“Cadet Harrow, reporting as ordered,” she said, back straight, hands clasped behind her.
“Enter,” said the dwarf, eyeing her from behind his desk. “You made good time.”
“I like jogging after forms, sir. Something fast to balance the slow movements.”
“And you have, what, three months until graduation?”
“Look, Cadet Harrow, I’m not one to beat around the bush.” Grell Longarm stood and splayed his thick fingers across the papers on his desk. “You are one of our best and brightest, to be sure.” He hesitated, cleared his throat. “And I will allow you to graduate.
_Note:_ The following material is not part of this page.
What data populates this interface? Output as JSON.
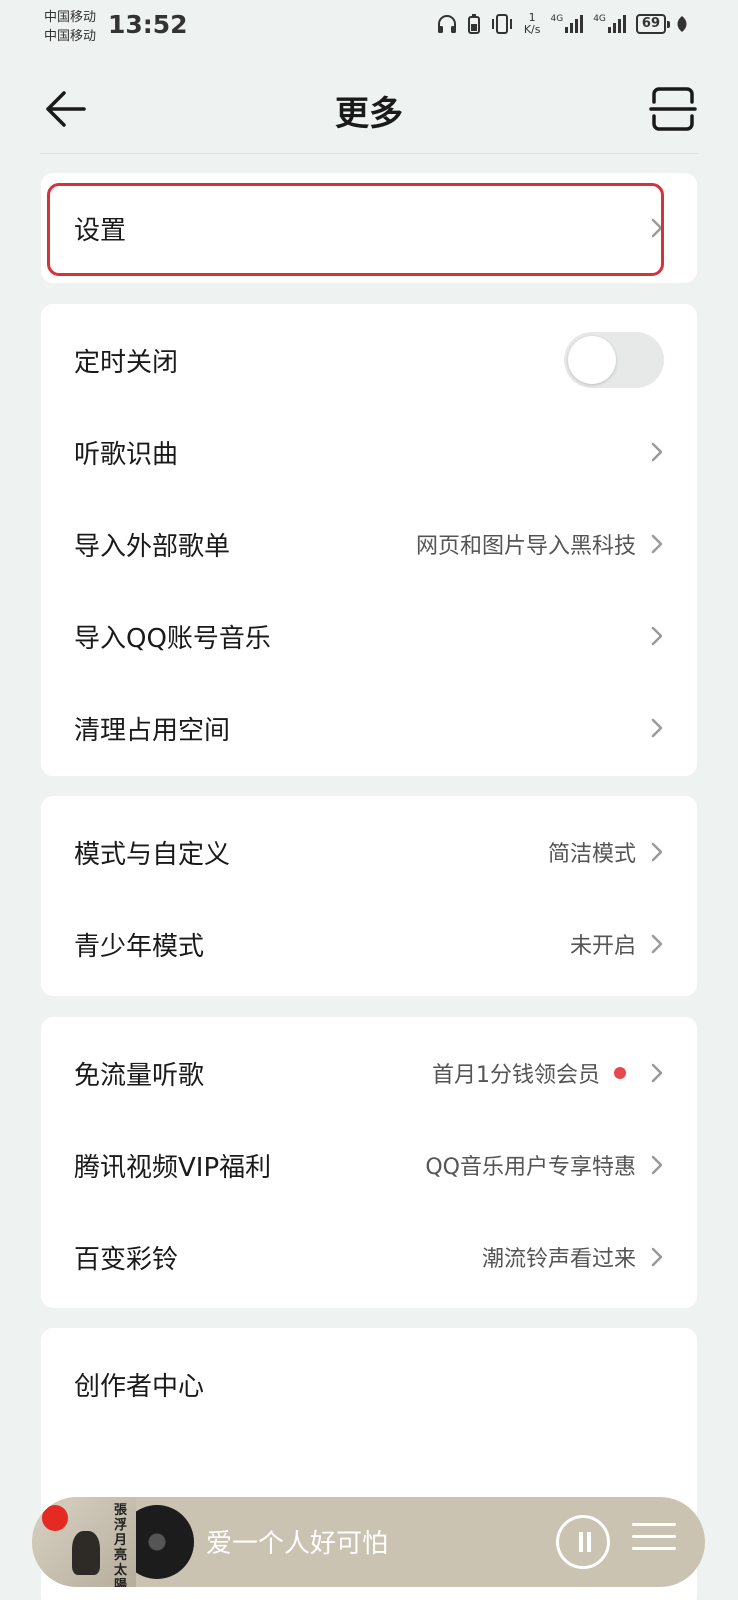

You’ve earned that right.”
Hester blinked. “What are you saying, sir?”
“I’m sorry, but you will not be commissioned as a peacekeeper of Irenikos.”
Hester’s body began to tremble, and she worked to keep the quiver from her voice. “Why ever not, sir? What have I done wrong?”
Grell sighed. “It’s nothing you’ve done. Your performance at the academy has been exemplary. I’m chagrined to ever think I was against it.”
“I don’t understand,” said Hester. “Is it because I’m half-elven? You know I have nothing to do with the elves’ war.”
“It’s the other side of your family that worries the new mayor, I’m afraid.” Grell dropped back into his chair. “I didn’t think I’d be the one to tell you this.”
Hester could no longer keep her voice from trembling. “Tell me what, sir?”
“Have you ever heard of the crime syndicate known as the Grasp?”
“The name came up in class a few times.”
Grell drummed his fingers on the desk. “It’s the most powerful criminal organization in the entire Islands of Shattered Glass, grown rich and untouchable through extortion and war profiteering. And the head of the Grasp is a man named Mercer Harrow.”
Hester sat down and looked the commandant in the eye. “Harrow, sir?”
“He’s your grandfather.”
Click here to purchase The Islands of Shattered Glass
on Amazon in paperback or kindle edition.